(Supplied data)

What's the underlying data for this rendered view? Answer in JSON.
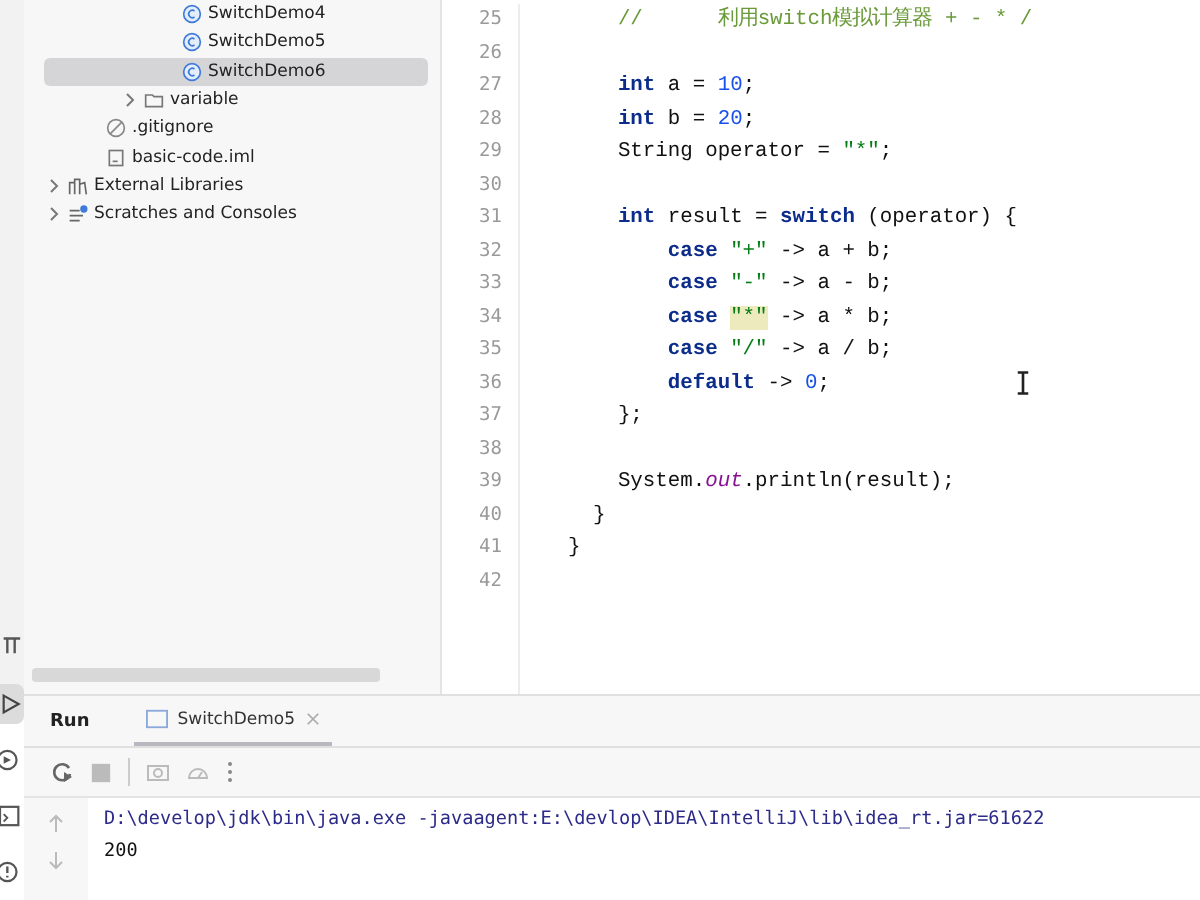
{
  "project_tree": [
    {
      "children": [
        {
          "children": [
            {
              "children": [
                {
                  "label": "SwitchDemo4",
                  "kind": "class",
                  "selected": false
                },
                {
                  "label": "SwitchDemo5",
                  "kind": "class",
                  "selected": false
                },
                {
                  "label": "SwitchDemo6",
                  "kind": "class",
                  "selected": true
                }
              ]
            },
            {
              "label": "variable",
              "kind": "package",
              "selected": false,
              "expanded": false
            }
          ]
        },
        {
          "label": ".gitignore",
          "kind": "ignore",
          "selected": false
        },
        {
          "label": "basic-code.iml",
          "kind": "file",
          "selected": false
        }
      ]
    },
    {
      "label": "External Libraries",
      "kind": "libraries",
      "selected": false,
      "expanded": false
    },
    {
      "label": "Scratches and Consoles",
      "kind": "scratches",
      "selected": false,
      "expanded": false
    }
  ],
  "editor": {
    "lines": [
      {
        "number": "25",
        "tokens": [
          {
            "kind": "comment",
            "text": "    //      利用switch模拟计算器 + - * /"
          }
        ]
      },
      {
        "number": "26"
      },
      {
        "number": "27",
        "tokens": [
          {
            "kind": "keyword",
            "text": "    int"
          },
          {
            "kind": "plain",
            "text": " a = "
          },
          {
            "kind": "number",
            "text": "10"
          },
          {
            "kind": "plain",
            "text": ";"
          }
        ]
      },
      {
        "number": "28",
        "tokens": [
          {
            "kind": "keyword",
            "text": "    int"
          },
          {
            "kind": "plain",
            "text": " b = "
          },
          {
            "kind": "number",
            "text": "20"
          },
          {
            "kind": "plain",
            "text": ";"
          }
        ]
      },
      {
        "number": "29",
        "tokens": [
          {
            "kind": "plain",
            "text": "    String operator = "
          },
          {
            "kind": "string",
            "text": "\"*\""
          },
          {
            "kind": "plain",
            "text": ";"
          }
        ]
      },
      {
        "number": "30"
      },
      {
        "number": "31",
        "tokens": [
          {
            "kind": "keyword",
            "text": "    int"
          },
          {
            "kind": "plain",
            "text": " result = "
          },
          {
            "kind": "keyword",
            "text": "switch"
          },
          {
            "kind": "plain",
            "text": " (operator) {"
          }
        ]
      },
      {
        "number": "32",
        "tokens": [
          {
            "kind": "keyword",
            "text": "        case "
          },
          {
            "kind": "string",
            "text": "\"+\""
          },
          {
            "kind": "plain",
            "text": " -> a + b;"
          }
        ]
      },
      {
        "number": "33",
        "tokens": [
          {
            "kind": "keyword",
            "text": "        case "
          },
          {
            "kind": "string",
            "text": "\"-\""
          },
          {
            "kind": "plain",
            "text": " -> a - b;"
          }
        ]
      },
      {
        "number": "34",
        "tokens": [
          {
            "kind": "keyword",
            "text": "        case "
          },
          {
            "kind": "string_highlighted",
            "text": "\"*\""
          },
          {
            "kind": "plain",
            "text": " -> a * b;"
          }
        ]
      },
      {
        "number": "35",
        "tokens": [
          {
            "kind": "keyword",
            "text": "        case "
          },
          {
            "kind": "string",
            "text": "\"/\""
          },
          {
            "kind": "plain",
            "text": " -> a / b;"
          }
        ]
      },
      {
        "number": "36",
        "tokens": [
          {
            "kind": "keyword",
            "text": "        default"
          },
          {
            "kind": "plain",
            "text": " -> "
          },
          {
            "kind": "number",
            "text": "0"
          },
          {
            "kind": "plain",
            "text": ";"
          }
        ]
      },
      {
        "number": "37",
        "tokens": [
          {
            "kind": "plain",
            "text": "    };"
          }
        ]
      },
      {
        "number": "38"
      },
      {
        "number": "39",
        "tokens": [
          {
            "kind": "plain",
            "text": "    System."
          },
          {
            "kind": "field",
            "text": "out"
          },
          {
            "kind": "plain",
            "text": ".println(result);"
          }
        ]
      },
      {
        "number": "40",
        "tokens": [
          {
            "kind": "plain",
            "text": "  }"
          }
        ]
      },
      {
        "number": "41",
        "tokens": [
          {
            "kind": "plain",
            "text": "}"
          }
        ]
      },
      {
        "number": "42"
      }
    ]
  },
  "run_panel": {
    "title": "Run",
    "tabs": [
      {
        "label": "SwitchDemo5",
        "selected": true
      }
    ],
    "output": [
      "D:\\develop\\jdk\\bin\\java.exe -javaagent:E:\\devlop\\IDEA\\IntelliJ\\lib\\idea_rt.jar=61622",
      "200"
    ]
  }
}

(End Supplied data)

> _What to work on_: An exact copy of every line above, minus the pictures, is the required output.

> _Result for this task_:
What's the underlying data for this rendered view? Answer in JSON.
{
  "project_tree": [
    {
      "children": [
        {
          "children": [
            {
              "children": [
                {
                  "label": "SwitchDemo4",
                  "kind": "class",
                  "selected": false
                },
                {
                  "label": "SwitchDemo5",
                  "kind": "class",
                  "selected": false
                },
                {
                  "label": "SwitchDemo6",
                  "kind": "class",
                  "selected": true
                }
              ]
            },
            {
              "label": "variable",
              "kind": "package",
              "selected": false,
              "expanded": false
            }
          ]
        },
        {
          "label": ".gitignore",
          "kind": "ignore",
          "selected": false
        },
        {
          "label": "basic-code.iml",
          "kind": "file",
          "selected": false
        }
      ]
    },
    {
      "label": "External Libraries",
      "kind": "libraries",
      "selected": false,
      "expanded": false
    },
    {
      "label": "Scratches and Consoles",
      "kind": "scratches",
      "selected": false,
      "expanded": false
    }
  ],
  "editor": {
    "lines": [
      {
        "number": "25",
        "tokens": [
          {
            "kind": "comment",
            "text": "    //      利用switch模拟计算器 + - * /"
          }
        ]
      },
      {
        "number": "26"
      },
      {
        "number": "27",
        "tokens": [
          {
            "kind": "keyword",
            "text": "    int"
          },
          {
            "kind": "plain",
            "text": " a = "
          },
          {
            "kind": "number",
            "text": "10"
          },
          {
            "kind": "plain",
            "text": ";"
          }
        ]
      },
      {
        "number": "28",
        "tokens": [
          {
            "kind": "keyword",
            "text": "    int"
          },
          {
            "kind": "plain",
            "text": " b = "
          },
          {
            "kind": "number",
            "text": "20"
          },
          {
            "kind": "plain",
            "text": ";"
          }
        ]
      },
      {
        "number": "29",
        "tokens": [
          {
            "kind": "plain",
            "text": "    String operator = "
          },
          {
            "kind": "string",
            "text": "\"*\""
          },
          {
            "kind": "plain",
            "text": ";"
          }
        ]
      },
      {
        "number": "30"
      },
      {
        "number": "31",
        "tokens": [
          {
            "kind": "keyword",
            "text": "    int"
          },
          {
            "kind": "plain",
            "text": " result = "
          },
          {
            "kind": "keyword",
            "text": "switch"
          },
          {
            "kind": "plain",
            "text": " (operator) {"
          }
        ]
      },
      {
        "number": "32",
        "tokens": [
          {
            "kind": "keyword",
            "text": "        case "
          },
          {
            "kind": "string",
            "text": "\"+\""
          },
          {
            "kind": "plain",
            "text": " -> a + b;"
          }
        ]
      },
      {
        "number": "33",
        "tokens": [
          {
            "kind": "keyword",
            "text": "        case "
          },
          {
            "kind": "string",
            "text": "\"-\""
          },
          {
            "kind": "plain",
            "text": " -> a - b;"
          }
        ]
      },
      {
        "number": "34",
        "tokens": [
          {
            "kind": "keyword",
            "text": "        case "
          },
          {
            "kind": "string_highlighted",
            "text": "\"*\""
          },
          {
            "kind": "plain",
            "text": " -> a * b;"
          }
        ]
      },
      {
        "number": "35",
        "tokens": [
          {
            "kind": "keyword",
            "text": "        case "
          },
          {
            "kind": "string",
            "text": "\"/\""
          },
          {
            "kind": "plain",
            "text": " -> a / b;"
          }
        ]
      },
      {
        "number": "36",
        "tokens": [
          {
            "kind": "keyword",
            "text": "        default"
          },
          {
            "kind": "plain",
            "text": " -> "
          },
          {
            "kind": "number",
            "text": "0"
          },
          {
            "kind": "plain",
            "text": ";"
          }
        ]
      },
      {
        "number": "37",
        "tokens": [
          {
            "kind": "plain",
            "text": "    };"
          }
        ]
      },
      {
        "number": "38"
      },
      {
        "number": "39",
        "tokens": [
          {
            "kind": "plain",
            "text": "    System."
          },
          {
            "kind": "field",
            "text": "out"
          },
          {
            "kind": "plain",
            "text": ".println(result);"
          }
        ]
      },
      {
        "number": "40",
        "tokens": [
          {
            "kind": "plain",
            "text": "  }"
          }
        ]
      },
      {
        "number": "41",
        "tokens": [
          {
            "kind": "plain",
            "text": "}"
          }
        ]
      },
      {
        "number": "42"
      }
    ]
  },
  "run_panel": {
    "title": "Run",
    "tabs": [
      {
        "label": "SwitchDemo5",
        "selected": true
      }
    ],
    "output": [
      "D:\\develop\\jdk\\bin\\java.exe -javaagent:E:\\devlop\\IDEA\\IntelliJ\\lib\\idea_rt.jar=61622",
      "200"
    ]
  }
}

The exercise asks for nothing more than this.